Todd Saliman, CU presidential finalist, visits UCCS for open forum

As part of a four-campus tour, Todd Saliman, presidential finalist for the University of Colorado, held an open forum at UCCS on Monday, Apr. 19.

Saliman addressed the UCCS community in Berger Hall, where he spoke about his priorities and vision for both UCCS and the four campuses in the CU System. Jack Kroll, Chair of the CU Board of Regents, introduced Saliman and moderated the session, which included questions from the audience.

“We believe Todd Saliman is the best person to move forward in this process,” Kroll said as he introduced Saliman. “He stood out to us during the search process for his experience, his knowledge of Colorado and the CU System and his ability to work with multiple stakeholder groups to advance an institution’s priorities.”

In his opening remarks, Saliman spoke about his career, which has spanned 30 years in public policy and higher education, including serving in the state legislature, working for two Colorado governors and overseeing CU’s budget operations for more than a decade. He highlighted his work to lobbying the Colorado legislature for causes he believed in — including mental health, support for developmental disabilities and child welfare — and his work to protect higher education and human services when he oversaw the state budget during the Great Recession.

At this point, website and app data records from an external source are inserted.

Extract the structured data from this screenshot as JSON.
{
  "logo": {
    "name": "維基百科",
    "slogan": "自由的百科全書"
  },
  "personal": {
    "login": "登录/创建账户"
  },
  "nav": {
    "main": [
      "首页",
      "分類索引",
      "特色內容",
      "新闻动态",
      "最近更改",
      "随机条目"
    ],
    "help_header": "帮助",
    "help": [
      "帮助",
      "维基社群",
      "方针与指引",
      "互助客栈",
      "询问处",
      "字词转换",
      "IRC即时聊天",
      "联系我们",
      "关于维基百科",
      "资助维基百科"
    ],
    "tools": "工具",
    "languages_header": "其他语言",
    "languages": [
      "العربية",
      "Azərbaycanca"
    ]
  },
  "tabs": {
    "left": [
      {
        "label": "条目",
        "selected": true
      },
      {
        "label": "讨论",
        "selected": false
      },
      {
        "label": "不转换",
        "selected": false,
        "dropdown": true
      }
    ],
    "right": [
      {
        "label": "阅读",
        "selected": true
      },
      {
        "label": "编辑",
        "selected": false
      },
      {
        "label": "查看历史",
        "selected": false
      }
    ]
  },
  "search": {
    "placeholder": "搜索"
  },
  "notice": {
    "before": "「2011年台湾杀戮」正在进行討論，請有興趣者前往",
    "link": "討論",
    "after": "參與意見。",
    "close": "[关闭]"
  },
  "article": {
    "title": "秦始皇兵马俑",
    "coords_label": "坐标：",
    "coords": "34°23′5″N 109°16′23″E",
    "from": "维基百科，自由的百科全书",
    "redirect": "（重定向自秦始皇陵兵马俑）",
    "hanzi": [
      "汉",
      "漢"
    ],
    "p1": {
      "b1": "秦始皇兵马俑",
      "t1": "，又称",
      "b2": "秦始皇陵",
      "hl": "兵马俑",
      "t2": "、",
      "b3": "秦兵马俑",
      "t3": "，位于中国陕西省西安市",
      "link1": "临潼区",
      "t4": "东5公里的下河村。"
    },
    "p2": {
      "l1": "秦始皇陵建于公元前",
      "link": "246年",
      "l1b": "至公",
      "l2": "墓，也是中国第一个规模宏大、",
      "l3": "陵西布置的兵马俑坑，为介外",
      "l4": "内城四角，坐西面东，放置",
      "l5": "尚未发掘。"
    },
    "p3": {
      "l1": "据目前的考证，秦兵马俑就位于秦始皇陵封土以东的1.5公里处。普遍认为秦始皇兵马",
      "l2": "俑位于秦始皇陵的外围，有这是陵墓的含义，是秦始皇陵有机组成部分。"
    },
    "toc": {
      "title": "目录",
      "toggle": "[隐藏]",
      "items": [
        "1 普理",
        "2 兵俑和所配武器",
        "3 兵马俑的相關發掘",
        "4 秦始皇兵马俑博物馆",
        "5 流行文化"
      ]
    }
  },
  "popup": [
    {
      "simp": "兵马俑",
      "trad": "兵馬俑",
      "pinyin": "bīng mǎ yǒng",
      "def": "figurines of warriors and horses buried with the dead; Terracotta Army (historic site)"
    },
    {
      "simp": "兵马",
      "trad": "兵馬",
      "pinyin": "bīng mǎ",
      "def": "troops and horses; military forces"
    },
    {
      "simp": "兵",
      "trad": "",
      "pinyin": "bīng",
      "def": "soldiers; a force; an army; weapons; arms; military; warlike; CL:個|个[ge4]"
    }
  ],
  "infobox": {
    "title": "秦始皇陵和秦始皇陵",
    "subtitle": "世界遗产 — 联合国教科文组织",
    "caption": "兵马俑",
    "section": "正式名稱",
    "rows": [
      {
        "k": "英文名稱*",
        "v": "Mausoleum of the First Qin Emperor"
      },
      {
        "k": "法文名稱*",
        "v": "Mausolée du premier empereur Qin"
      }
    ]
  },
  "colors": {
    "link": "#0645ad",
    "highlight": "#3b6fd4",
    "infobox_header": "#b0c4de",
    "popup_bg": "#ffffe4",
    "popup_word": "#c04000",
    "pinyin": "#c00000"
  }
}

Saliman, a CU Boulder alumnus, also emphasized his affinity and decade of service to CU.

“I wouldn’t be standing before you today if it weren’t for CU,” he said.

Saliman overviewed the public mission of the four CU campuses, expanding on five areas: a commitment to student educational success; research; diversity, equity and inclusion; a commitment to serving the people of Colorado; and CU’s healthcare mission.

In speaking about his vision for UCCS, he focused on two elements of that mission: teaching and student success. Saliman spoke specifically about the role of state funding and scholarships in improving retention and graduation rates.

“Students should have a clear understanding of their path to success at UCCS the moment they walk in the door,” he said. “When we talk about increasing student success, we have to meet the documented need the students have so they can cross the finish line.”

Saliman highlighted some of UCCS’ distinctive contributions to the state, such as cybersecurity education and workforce development; the university’s health and wellness mission, including its nursing and health sciences programs; and its connections to the military. More than that, Saliman said, “UCCS is a special beacon of hope in this part of the state. People in southern Colorado and eastern Colorado see UCCS as a special place where they feel connected. I actually think we can use UCCS to elevate the entire CU system, to help show that we have a way to serve all of Colorado.”

Saliman also overviewed some of the prioritized needs of the UCCS campus, including work in the diversity, equity and inclusion space, supporting the university’s research mission, renovating and upgrading facilities, and making UCCS a competitive employer in Colorado Springs.

“[Chancellor Reddy] talks to me about housing, and how it’s so expensive here in Colorado Springs. Sometimes it’s a barrier to someone saying ‘yes’ to becoming employed here,” Saliman said. “Even if we can get to a place where we’re affording competitive wages, but you can’t afford to live here, that’s a problem too.” To help address the problem, Saliman discussed strategies to advocate for increases in state funding for education.

In response to an audience question, Saliman also spoke about his greatest personal accomplishment: leading the state through the budget cuts of the 2008 recession. He recounted feeling that he’d spent his entire career advocating for funding for education and social services, only to have the budget cut overnight.

“I learned that the only thing more important than being the budget director when there’s a lot of money — which is fun — is being the budget director when there’s no money at all,” Saliman said. “Because that’s when your priorities shine through.”

Saliman will visit the remaining three CU campuses and the CU System office over the next week. The UCCS community is invited to provide feedback to the Board of Regents on Saliman’s candidacy before 5 p.m. Tuesday, Apr. 26. The board will consider all feedback from the CU community before meeting again during the last week of April to elect a president.

About the University of Colorado

The University of Colorado is a premier public research university with four campuses: the University of Colorado Boulder, the University of Colorado Colorado Springs, the University of Colorado Denver and the University of Colorado Anschutz Medical Campus. With more than 67,000 students and over 8,400 instructional faculty members, CU is the largest institution of higher education in the state of Colorado. Learn more about CU online.